The album's choral and orchestral parts were written and arranged by Townsend using Pro Tools software. The parts were later transcribed into conventional musical notation for the orchestra.

The album was released on June 20, 2011, simultaneously with the fourth Devin Townsend Project album Ghost, on Townsend's independent record label HevyDevy Records.

Usage examples of "deconstruction".

I would interpret slightly differently is his conceptualization, following Brown, of the stages of meditation as a deconstruction of the previous structures.

In the final analysis, the donjuanesque journey does not in any way intend an escape from chronology, rather a playful deconstruction and reconstruction of it.

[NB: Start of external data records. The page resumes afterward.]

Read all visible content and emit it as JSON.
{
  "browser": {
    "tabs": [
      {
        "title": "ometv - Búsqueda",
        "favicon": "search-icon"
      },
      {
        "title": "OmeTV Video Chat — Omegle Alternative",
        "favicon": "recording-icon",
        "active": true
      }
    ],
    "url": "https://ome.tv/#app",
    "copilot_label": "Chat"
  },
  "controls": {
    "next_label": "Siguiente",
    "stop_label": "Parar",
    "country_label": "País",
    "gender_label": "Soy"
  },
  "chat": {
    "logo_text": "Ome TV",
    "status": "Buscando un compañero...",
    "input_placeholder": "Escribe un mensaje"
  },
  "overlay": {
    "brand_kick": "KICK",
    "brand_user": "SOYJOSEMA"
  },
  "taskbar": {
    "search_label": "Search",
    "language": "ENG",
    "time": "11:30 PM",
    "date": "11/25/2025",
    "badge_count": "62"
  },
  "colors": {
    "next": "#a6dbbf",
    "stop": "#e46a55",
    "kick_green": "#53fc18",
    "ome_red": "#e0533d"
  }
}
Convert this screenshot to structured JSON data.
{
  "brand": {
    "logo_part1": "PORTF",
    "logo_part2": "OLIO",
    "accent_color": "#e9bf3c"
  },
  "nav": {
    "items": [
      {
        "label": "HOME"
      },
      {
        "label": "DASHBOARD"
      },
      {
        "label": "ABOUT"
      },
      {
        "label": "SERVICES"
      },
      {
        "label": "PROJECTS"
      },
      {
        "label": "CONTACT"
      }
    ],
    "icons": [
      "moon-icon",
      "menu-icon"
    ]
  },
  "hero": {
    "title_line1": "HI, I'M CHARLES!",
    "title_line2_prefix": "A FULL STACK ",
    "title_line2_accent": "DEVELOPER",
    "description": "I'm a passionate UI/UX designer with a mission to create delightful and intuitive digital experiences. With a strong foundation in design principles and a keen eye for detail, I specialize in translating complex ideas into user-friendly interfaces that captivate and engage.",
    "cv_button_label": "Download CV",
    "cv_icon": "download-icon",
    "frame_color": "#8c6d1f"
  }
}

But maybe it was because I was contemplating that act of deconstruction that I noticed a gap on the top shelf of the etagere next to the TV.

In other words, the deconstruction of the historia rerum gestarum, of the spectral reign of globalized capitalism, reveals the possibility of alternative social organizations.

Insofar as the absolute disjunction of the literary and the nonliterary had been the root assumption of mainstream Anglo-American criticism in the mid-twentieth century, deconstruction emerged as a liberating challenge, a salutary return of the literary text to the condition of all other texts and a simultaneous assault on the positivist certitude of the nonliterary, the privileged realm of historical fact.

Prince Myshkin reveal opposing kinds of responses, one of which moves toward Slavophilism and the other toward the at present un-Russian deconstructions of psychoanalytic and feminist theory.

Nagarjuna, the deconstruction of relative truths leaves not nihilism but Emptiness: it clears away the conceptual rubble in the mind's eye and thus allows the space of nondual intuition to disclose itself, and thus it follows to the limit the whole point of the IOU game: if you don't want to be a complete self-contradiction, then you must come to rest in infinite Emptiness, which alone redeems all IOUs, and which alone sets the soul free on the ocean of infinite Mystery.

Leon Gantz had only laid the foundations of biological cementation and deconstruction.

It is the radical deconstruction of all conceptualizations whatsoever that paves the way for pure intuition (prajna) of Shunyata (Emptiness or Openness).

We carry our old videotapes with us like a crown of thorns, and we whisper advanced academic deconstructions to each other over the Internet like the French Underground.

These stories often read like anti-adventures, deconstructions or critiques of the "old stuff" -- not necessarily to denounce it, but to accommodate the adventure story to a modern sensibility.

The same Reason that allowed the deconstruction of the dominator hierarchies inherent in the mythic structure could also, with the same tools, collapse the Kosmos in favor of the cosmos.

That's Ritalin, revised textbooks, ultra-intolerance, socialist indoctrination, deconstruction of patriotism, censorship of conservative ideas, and a host of other mental gymnastics they expect students to perform until they're completely lost.

What deconstruction puts into question is the desire to find a final resting place, in either wholeness or partness or anything in between.